But with the arrival of the Irish, a different type of convict was about to join their ranks. These were not petty thieves or hardened criminals, these men were political prisoners. Their fame preceded them. Nearly all of them were well educated with a passionate love of their homeland and a deep disgust of how the British had treated the Emerald Isle.
Finally, one sunny day, the Hougoumont sailed over the horizon and dropped anchor off the port of Fremantle. Over the next few days it disgorged its human cargo onto the beach. There were two hundred and sixty convicts and almost a hundred passengers. In the town there was a festival atmosphere as the locals gathered to greet and gawp at the new arrivals.
The prisoners were directed to the big new imposing Fremantle prison which was to act as home to some of them - especially those considered the most dangerous: the murderers, the rapists and the Irish! The remaining convicts were soon released into the care of farmers and artisans from all around the expanding colony and most became model citizens. Even the murderers and rapists seemed to reform under the great southern skies and considering the number of villains who had arrived, very few reappeared before judge and jury.
The Irish were in a class of their own though.
Amongst them there were poets, writers and charmers! JB O’Reilly stood out from the rest. One day, when they were on a work patrol in the main settlement, Kip ran over to him saying “Hi, my name is Kip. Do you want to come to my place and play?”

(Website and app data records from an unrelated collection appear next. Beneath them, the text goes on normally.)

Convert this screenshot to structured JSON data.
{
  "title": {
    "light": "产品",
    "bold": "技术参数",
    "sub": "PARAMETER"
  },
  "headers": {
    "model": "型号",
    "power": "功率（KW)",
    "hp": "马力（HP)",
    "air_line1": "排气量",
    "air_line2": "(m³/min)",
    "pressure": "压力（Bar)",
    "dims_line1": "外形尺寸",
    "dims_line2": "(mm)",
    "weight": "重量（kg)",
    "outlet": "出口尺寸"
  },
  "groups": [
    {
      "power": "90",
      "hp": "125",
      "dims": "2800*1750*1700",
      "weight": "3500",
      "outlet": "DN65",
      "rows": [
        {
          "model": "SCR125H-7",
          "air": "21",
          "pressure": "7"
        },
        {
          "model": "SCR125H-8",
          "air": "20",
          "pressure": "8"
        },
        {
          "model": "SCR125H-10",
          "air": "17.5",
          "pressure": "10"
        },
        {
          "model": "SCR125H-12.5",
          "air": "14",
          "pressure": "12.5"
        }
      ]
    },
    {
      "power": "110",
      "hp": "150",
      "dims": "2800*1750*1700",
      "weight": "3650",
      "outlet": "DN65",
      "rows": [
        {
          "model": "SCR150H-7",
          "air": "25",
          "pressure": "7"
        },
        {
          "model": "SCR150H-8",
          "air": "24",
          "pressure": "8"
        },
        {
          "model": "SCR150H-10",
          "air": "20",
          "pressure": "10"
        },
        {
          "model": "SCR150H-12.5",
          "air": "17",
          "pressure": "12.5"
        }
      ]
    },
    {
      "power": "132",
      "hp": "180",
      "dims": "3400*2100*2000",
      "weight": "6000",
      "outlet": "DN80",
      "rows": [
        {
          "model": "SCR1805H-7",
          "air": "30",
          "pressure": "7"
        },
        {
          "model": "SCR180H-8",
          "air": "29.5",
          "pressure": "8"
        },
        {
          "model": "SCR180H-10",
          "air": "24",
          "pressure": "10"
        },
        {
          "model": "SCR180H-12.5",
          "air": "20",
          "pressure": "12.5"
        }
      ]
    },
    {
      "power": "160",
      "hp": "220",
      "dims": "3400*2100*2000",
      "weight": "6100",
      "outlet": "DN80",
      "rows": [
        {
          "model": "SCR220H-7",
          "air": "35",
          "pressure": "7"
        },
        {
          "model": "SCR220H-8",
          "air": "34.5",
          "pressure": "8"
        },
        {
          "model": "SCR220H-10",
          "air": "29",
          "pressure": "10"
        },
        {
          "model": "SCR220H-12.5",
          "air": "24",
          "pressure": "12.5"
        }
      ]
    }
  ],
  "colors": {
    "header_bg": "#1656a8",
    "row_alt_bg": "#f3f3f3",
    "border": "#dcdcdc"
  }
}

The Irishman was pleasantly taken aback by the innocence of the child replying “Well Kip, I’d really like to do that but unfortunately I have a previous engagement, perhaps another day?”
Kip, not to be deterred went on “My Dad makes boots and shoes. He’s so clever at doing that. And my best friend is Maali. Do you know her?”
“No lad. I haven’t had that honour yet.”
“She’s a Noongar girl. She and I have met some amazing animals and birds.” As he said the word amazing, his eyes widened to match his emotions.
“Well Master Kip, I’m surely looking forward to meeting your Pappy and your friend Maali. It seems to me that there’s a lot to learn in this new country of yours. Perhaps, if I may make so bold, I might be able to teach you a few Irish ballads and poems and tell you a few stories of my own.”
“That would be so good Mister ...?”
“John O’Reilly, but most people call me JB.” With that he extended his hand and warmly shook Kips.
“Move on back there Irish” shouted the guard at the head of the detail.
“I look forward to seeing you again soon Kip” JB winked.
“Me too, Mr O’Reilly,” and the young boy saluted as the Irishman was marched away with the others.